In times of austerity, the politics of the welfare state involve tough choices and even trade-offs: whose risks should benefit from social solidarity in a context of shrinking resources? Should the welfare state prioritize the needs of the elderly or those of the young? Those of people in the workforce or outside of the workforce? Of natives or of immigrants?
How countries answer these key questions depends on the welfare state priorities of citizens, political elites and economic elites. However, we know still very little about these priorities and their determinants, and we know even less about the mechanisms that foster support for social solidarity – i.e. support for inclusive social security beyond self-interest. This project wants to make use of recent methodological advances to investigate precisely these priorities and mechanisms.
The project will have two phases: the goal of the first phase is to identify the most salient distributive conflicts and welfare trade-offs in eight European countries. It includes an original data collection on social policy priorities among citizens, politicians, employers and trade unions (based on conjoint survey and interviews), as well as content analysis of the actual welfare politics in these countries.
The second phase builds on the findings of the first phase, but its objective is to go beyond conflict, towards coalitions. It will again combine conjoint surveys and content analysis to identify the factors that foster support for social policies among those social groups who are unlikely to benefit directly from these policies.

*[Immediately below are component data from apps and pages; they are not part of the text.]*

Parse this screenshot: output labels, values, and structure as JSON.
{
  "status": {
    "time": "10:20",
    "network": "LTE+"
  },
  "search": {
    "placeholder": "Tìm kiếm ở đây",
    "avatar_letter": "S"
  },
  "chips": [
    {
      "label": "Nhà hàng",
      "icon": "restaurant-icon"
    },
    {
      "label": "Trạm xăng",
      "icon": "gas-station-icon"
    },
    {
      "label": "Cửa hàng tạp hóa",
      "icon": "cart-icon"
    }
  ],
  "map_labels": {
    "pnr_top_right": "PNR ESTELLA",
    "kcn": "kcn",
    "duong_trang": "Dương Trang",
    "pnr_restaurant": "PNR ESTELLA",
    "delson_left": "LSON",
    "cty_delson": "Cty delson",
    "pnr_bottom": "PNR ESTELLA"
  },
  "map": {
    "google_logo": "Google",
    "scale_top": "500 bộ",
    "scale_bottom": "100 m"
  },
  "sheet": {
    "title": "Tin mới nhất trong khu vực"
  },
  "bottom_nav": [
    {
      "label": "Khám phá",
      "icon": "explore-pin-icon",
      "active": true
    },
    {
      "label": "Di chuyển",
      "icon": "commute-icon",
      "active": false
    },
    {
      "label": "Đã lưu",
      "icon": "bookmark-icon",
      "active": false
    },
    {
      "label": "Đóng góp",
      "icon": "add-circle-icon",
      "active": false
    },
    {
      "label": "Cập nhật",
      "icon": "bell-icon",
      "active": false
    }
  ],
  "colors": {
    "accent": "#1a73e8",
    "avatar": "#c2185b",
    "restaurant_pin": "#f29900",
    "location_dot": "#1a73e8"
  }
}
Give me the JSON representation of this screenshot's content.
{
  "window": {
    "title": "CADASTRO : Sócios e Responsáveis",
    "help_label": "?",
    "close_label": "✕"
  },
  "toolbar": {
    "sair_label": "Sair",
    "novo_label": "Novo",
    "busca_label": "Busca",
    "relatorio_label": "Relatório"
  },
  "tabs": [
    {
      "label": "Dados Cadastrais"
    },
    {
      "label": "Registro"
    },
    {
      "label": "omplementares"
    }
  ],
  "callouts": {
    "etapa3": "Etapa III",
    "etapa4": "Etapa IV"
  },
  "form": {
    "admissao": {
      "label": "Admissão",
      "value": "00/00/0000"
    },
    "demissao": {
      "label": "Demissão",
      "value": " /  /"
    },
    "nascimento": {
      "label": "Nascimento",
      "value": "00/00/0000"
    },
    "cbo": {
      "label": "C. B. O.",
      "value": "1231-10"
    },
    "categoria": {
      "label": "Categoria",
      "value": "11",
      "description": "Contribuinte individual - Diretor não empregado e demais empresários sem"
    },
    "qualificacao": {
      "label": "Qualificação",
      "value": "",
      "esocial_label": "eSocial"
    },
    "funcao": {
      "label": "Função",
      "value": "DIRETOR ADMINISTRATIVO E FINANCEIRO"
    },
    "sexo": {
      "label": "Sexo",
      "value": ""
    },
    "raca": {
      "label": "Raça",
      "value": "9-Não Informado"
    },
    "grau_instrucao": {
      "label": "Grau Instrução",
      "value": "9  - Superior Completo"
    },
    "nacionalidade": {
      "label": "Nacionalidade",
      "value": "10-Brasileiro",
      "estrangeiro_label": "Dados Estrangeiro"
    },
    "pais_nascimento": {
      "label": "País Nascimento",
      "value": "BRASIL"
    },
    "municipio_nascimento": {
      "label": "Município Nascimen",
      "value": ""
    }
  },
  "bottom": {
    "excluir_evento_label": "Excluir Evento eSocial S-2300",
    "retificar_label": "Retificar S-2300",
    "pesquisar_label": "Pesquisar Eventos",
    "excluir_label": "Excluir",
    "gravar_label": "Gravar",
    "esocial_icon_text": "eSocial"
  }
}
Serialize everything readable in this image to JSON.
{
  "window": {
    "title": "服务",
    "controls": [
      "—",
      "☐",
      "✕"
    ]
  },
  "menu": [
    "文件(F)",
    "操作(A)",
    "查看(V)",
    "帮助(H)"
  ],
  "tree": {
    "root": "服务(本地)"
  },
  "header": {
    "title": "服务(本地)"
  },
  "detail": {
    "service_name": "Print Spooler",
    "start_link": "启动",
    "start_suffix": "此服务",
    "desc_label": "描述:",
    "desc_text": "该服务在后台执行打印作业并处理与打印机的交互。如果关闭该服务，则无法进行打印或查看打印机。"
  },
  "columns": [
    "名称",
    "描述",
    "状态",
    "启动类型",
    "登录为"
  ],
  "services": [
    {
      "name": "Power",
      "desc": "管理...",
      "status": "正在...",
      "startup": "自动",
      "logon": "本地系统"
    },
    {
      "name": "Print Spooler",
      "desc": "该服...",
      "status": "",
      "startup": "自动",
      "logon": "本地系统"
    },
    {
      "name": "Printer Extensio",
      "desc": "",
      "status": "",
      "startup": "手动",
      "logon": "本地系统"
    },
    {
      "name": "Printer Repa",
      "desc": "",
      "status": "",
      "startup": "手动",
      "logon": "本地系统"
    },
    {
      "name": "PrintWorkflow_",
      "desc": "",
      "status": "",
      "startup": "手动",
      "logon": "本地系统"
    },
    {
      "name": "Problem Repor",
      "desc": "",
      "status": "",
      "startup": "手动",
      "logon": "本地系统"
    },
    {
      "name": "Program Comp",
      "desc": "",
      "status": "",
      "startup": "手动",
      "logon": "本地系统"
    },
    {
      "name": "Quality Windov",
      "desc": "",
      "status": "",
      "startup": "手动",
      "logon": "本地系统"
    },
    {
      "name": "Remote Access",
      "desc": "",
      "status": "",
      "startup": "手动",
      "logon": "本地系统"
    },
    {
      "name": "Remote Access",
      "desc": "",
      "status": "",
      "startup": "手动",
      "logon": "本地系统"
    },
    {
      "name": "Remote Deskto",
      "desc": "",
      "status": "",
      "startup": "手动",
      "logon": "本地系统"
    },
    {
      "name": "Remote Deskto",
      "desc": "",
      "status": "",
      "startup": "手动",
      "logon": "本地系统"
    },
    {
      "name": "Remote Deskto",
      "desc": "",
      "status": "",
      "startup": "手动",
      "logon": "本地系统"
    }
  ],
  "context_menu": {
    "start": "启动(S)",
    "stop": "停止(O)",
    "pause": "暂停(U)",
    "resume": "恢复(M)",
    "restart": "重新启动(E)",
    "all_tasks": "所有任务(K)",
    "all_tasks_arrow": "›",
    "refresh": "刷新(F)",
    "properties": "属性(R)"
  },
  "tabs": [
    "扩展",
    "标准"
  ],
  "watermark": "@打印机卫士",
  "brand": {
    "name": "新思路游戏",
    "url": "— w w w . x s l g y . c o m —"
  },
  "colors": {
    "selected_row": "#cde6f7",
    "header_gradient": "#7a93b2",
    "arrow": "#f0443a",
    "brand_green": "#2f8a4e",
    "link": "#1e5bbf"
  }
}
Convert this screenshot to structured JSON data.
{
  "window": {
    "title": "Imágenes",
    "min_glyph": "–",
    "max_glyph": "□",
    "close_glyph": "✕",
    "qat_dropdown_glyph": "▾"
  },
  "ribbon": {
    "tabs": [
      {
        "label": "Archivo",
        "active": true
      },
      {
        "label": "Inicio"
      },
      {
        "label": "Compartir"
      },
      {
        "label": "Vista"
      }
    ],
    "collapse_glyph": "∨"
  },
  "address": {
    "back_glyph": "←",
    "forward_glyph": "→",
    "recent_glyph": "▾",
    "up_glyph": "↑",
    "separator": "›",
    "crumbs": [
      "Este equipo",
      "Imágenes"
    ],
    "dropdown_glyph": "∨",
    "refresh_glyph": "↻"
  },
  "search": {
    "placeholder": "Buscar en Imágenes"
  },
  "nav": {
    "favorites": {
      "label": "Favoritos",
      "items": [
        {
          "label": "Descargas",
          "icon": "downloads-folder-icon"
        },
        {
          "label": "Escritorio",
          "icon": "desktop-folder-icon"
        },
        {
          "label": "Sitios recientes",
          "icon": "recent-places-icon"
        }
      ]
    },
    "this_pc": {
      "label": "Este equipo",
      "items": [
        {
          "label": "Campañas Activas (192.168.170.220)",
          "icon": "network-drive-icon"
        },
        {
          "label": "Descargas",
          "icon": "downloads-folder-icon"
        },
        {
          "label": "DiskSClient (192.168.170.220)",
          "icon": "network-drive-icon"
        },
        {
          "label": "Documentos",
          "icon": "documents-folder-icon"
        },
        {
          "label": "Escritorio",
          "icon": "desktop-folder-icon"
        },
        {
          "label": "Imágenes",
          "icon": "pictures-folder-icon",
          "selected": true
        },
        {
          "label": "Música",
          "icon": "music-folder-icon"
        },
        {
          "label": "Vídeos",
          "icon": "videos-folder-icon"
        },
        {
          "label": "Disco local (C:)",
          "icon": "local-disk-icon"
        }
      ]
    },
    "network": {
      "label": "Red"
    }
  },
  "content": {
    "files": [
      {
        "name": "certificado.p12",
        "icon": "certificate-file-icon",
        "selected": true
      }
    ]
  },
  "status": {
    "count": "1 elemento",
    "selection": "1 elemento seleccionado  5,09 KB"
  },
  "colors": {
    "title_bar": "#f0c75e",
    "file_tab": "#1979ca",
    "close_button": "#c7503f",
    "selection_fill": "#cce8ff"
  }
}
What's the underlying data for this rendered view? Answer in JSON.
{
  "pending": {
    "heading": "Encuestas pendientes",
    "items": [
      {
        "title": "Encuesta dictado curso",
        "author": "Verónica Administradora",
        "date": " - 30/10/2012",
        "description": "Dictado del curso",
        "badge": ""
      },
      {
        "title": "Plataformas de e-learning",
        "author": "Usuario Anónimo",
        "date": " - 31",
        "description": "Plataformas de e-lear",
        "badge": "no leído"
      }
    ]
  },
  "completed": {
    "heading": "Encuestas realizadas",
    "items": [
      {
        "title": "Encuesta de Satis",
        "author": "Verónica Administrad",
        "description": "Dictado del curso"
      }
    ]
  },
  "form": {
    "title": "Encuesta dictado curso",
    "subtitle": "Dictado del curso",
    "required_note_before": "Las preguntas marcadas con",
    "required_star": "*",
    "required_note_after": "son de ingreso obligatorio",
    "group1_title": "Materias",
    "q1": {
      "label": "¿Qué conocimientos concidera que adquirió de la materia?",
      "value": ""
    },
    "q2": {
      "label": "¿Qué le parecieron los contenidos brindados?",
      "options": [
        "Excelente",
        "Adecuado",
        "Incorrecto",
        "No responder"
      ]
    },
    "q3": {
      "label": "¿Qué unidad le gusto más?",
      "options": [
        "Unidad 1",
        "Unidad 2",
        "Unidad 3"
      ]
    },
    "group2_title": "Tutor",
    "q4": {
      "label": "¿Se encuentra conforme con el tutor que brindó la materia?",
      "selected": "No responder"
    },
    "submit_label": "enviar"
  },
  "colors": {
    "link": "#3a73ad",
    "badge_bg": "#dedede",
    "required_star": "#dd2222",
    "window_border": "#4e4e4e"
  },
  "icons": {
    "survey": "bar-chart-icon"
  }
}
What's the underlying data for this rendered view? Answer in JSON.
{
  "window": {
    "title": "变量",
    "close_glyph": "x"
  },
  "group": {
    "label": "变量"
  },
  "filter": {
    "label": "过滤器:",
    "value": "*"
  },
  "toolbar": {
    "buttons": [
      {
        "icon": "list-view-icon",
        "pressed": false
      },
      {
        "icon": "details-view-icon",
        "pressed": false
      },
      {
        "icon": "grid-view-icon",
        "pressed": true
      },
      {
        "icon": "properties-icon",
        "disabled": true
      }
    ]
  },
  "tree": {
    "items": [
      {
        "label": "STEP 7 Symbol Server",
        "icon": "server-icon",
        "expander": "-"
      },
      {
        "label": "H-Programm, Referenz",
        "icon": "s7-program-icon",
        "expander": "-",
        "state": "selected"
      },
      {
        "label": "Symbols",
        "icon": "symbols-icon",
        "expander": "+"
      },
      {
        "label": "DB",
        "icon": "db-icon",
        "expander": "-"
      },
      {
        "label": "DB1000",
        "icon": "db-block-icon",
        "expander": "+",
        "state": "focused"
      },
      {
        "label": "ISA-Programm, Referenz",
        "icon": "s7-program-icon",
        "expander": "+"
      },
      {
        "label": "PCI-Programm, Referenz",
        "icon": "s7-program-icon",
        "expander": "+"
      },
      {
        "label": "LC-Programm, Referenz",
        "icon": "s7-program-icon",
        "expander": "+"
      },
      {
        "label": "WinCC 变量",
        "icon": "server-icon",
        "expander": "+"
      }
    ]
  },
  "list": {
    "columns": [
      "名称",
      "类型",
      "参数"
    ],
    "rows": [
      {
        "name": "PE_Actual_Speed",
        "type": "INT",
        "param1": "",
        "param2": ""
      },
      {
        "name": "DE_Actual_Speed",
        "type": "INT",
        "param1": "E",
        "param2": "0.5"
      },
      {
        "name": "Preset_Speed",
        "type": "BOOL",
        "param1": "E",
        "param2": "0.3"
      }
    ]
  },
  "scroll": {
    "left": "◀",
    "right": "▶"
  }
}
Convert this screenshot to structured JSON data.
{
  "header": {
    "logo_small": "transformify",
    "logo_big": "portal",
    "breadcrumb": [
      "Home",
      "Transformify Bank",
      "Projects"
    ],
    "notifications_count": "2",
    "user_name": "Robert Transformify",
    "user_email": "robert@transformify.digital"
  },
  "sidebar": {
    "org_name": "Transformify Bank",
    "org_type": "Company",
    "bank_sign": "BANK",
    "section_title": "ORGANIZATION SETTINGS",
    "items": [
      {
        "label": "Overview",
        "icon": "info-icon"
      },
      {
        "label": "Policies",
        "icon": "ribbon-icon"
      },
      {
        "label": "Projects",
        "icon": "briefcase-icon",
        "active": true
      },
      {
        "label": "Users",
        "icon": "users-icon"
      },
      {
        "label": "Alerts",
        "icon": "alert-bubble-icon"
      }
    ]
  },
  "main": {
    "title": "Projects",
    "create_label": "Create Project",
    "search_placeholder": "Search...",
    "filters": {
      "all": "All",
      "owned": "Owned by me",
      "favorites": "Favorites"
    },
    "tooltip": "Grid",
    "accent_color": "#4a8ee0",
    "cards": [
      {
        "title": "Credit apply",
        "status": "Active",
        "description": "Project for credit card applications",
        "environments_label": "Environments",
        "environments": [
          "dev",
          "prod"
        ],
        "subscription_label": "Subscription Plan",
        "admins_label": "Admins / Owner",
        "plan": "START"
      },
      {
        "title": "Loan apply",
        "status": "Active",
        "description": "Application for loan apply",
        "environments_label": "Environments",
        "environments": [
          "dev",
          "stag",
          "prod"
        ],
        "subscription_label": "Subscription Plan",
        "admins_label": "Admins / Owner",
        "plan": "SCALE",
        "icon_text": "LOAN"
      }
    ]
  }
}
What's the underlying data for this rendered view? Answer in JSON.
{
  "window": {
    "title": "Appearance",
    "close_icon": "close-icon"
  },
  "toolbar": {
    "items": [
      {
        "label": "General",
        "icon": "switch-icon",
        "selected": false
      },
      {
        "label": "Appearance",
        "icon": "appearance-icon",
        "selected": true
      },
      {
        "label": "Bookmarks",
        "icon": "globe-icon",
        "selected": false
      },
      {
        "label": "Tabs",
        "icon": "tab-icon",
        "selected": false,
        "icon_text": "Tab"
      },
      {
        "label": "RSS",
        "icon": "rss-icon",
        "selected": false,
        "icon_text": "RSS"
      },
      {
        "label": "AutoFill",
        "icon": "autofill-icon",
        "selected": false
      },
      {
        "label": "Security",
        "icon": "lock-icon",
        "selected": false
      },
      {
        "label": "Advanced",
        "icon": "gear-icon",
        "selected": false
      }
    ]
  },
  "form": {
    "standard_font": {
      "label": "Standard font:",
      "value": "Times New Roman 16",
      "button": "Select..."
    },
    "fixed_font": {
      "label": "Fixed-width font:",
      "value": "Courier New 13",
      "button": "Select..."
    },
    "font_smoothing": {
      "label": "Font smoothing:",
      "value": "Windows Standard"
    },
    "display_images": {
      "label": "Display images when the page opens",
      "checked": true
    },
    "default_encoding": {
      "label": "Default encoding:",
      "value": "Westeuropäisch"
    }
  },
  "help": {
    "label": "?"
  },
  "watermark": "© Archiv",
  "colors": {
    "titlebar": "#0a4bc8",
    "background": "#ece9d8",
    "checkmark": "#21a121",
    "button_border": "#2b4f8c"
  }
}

The project is supposed to break new theoretical and methodological ground in comparative welfare state research. It conceptualizes and studies both the trade-offs and the potentials for coalitions, which will determine the fate of the European welfare state in the 21st century.